-- RECORDS follows --

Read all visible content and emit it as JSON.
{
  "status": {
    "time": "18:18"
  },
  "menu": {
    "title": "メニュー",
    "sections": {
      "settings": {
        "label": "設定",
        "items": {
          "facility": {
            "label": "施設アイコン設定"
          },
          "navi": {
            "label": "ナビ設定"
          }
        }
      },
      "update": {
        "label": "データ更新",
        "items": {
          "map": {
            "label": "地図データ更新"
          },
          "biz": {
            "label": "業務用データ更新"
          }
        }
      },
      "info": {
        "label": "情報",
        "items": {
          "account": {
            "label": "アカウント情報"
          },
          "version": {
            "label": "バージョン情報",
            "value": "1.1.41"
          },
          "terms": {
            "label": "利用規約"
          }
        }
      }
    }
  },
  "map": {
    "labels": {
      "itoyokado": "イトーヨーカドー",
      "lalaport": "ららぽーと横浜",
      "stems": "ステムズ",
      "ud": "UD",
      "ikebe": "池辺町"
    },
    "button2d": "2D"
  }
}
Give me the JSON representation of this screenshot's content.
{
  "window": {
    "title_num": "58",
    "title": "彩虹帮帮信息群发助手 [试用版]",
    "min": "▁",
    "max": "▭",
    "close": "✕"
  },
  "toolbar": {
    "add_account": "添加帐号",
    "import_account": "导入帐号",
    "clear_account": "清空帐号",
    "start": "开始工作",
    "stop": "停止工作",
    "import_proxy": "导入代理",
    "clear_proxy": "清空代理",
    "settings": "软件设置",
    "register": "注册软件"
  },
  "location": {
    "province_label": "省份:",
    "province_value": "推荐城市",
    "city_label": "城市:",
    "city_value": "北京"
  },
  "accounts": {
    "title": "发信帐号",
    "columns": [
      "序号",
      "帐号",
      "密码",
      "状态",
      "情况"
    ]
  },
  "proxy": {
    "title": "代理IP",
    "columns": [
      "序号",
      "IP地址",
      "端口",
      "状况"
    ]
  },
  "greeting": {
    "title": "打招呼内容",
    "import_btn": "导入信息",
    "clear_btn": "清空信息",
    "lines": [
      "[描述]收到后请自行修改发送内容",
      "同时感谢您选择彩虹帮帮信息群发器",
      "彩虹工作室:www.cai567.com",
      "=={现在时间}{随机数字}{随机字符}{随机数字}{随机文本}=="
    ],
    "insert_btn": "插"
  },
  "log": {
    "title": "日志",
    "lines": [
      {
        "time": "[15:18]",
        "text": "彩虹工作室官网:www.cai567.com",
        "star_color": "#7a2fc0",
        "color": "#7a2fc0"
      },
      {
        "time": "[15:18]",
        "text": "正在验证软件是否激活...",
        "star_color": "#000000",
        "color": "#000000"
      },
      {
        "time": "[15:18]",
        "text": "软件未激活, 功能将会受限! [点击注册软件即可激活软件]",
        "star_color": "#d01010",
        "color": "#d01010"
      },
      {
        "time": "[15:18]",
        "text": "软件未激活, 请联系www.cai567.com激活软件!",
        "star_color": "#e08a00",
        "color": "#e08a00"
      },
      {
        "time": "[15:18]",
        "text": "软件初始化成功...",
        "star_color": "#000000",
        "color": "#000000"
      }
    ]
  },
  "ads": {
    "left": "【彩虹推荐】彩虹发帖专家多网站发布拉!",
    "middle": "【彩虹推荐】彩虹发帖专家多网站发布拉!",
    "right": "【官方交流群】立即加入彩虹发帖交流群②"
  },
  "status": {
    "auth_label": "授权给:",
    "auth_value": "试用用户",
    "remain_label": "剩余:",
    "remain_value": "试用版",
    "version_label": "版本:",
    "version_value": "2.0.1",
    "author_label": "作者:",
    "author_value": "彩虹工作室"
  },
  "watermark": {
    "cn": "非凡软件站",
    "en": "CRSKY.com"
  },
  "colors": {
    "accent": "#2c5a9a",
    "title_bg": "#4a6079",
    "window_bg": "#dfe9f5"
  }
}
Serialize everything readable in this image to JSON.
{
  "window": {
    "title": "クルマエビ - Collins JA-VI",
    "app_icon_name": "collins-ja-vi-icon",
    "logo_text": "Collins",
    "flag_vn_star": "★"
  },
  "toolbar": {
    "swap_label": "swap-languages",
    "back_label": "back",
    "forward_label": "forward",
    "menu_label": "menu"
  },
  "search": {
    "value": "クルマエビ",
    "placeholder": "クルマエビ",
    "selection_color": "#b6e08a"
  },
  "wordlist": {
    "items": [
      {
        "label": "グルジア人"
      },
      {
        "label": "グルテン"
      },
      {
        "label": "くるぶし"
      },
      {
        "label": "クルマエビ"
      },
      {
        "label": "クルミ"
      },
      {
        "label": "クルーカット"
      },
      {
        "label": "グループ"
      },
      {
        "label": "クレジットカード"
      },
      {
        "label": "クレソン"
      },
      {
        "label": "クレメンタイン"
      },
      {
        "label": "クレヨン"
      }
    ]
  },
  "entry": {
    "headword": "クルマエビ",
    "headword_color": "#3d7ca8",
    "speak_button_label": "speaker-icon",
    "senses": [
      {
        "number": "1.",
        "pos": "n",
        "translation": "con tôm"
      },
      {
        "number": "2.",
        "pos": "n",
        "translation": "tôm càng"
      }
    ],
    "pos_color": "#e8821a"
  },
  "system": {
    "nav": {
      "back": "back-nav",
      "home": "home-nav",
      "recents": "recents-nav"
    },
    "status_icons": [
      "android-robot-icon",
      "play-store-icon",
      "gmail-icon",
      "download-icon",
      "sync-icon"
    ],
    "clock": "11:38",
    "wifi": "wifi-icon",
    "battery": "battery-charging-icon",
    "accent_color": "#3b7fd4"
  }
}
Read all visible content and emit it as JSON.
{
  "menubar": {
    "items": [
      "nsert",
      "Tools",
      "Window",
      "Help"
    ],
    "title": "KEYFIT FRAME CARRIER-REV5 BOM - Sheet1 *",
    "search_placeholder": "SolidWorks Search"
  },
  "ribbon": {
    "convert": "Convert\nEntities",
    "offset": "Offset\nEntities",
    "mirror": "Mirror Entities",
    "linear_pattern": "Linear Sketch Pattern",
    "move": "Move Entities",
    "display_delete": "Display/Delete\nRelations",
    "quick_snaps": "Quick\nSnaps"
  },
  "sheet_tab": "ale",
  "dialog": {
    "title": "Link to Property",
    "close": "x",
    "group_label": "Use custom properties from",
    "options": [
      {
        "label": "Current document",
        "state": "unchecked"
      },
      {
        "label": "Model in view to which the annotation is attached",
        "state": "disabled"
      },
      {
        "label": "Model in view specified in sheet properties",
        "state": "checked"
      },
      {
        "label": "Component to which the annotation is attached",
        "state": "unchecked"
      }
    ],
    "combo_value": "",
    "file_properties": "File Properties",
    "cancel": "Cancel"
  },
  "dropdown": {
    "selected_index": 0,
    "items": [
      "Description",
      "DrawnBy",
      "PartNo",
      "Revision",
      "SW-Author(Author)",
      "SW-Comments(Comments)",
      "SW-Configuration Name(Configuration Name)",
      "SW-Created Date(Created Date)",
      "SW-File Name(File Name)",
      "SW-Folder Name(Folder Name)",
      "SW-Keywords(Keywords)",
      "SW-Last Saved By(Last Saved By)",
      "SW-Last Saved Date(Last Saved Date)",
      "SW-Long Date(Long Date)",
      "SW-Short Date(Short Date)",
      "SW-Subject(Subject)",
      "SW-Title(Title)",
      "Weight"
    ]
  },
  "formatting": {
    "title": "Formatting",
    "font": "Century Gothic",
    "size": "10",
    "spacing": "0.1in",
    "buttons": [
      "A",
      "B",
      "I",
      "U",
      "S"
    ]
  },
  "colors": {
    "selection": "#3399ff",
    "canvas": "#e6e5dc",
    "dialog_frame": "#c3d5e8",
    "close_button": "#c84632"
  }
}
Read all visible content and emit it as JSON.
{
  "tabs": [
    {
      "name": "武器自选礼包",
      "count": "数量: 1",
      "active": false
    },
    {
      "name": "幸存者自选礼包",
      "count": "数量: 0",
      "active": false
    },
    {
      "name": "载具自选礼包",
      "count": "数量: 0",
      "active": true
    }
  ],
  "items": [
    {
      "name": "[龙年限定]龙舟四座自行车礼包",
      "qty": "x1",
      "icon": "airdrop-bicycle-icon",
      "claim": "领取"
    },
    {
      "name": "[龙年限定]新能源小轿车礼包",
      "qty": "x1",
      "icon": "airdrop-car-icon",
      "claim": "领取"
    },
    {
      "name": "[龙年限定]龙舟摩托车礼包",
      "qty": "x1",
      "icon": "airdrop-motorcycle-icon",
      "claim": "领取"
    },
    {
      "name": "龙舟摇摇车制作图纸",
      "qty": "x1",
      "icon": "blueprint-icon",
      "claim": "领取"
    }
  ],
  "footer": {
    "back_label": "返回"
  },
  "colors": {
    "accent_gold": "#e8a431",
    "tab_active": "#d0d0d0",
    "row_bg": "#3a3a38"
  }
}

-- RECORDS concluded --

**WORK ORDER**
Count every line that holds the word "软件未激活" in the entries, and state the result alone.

**SOLUTION BELOW**
2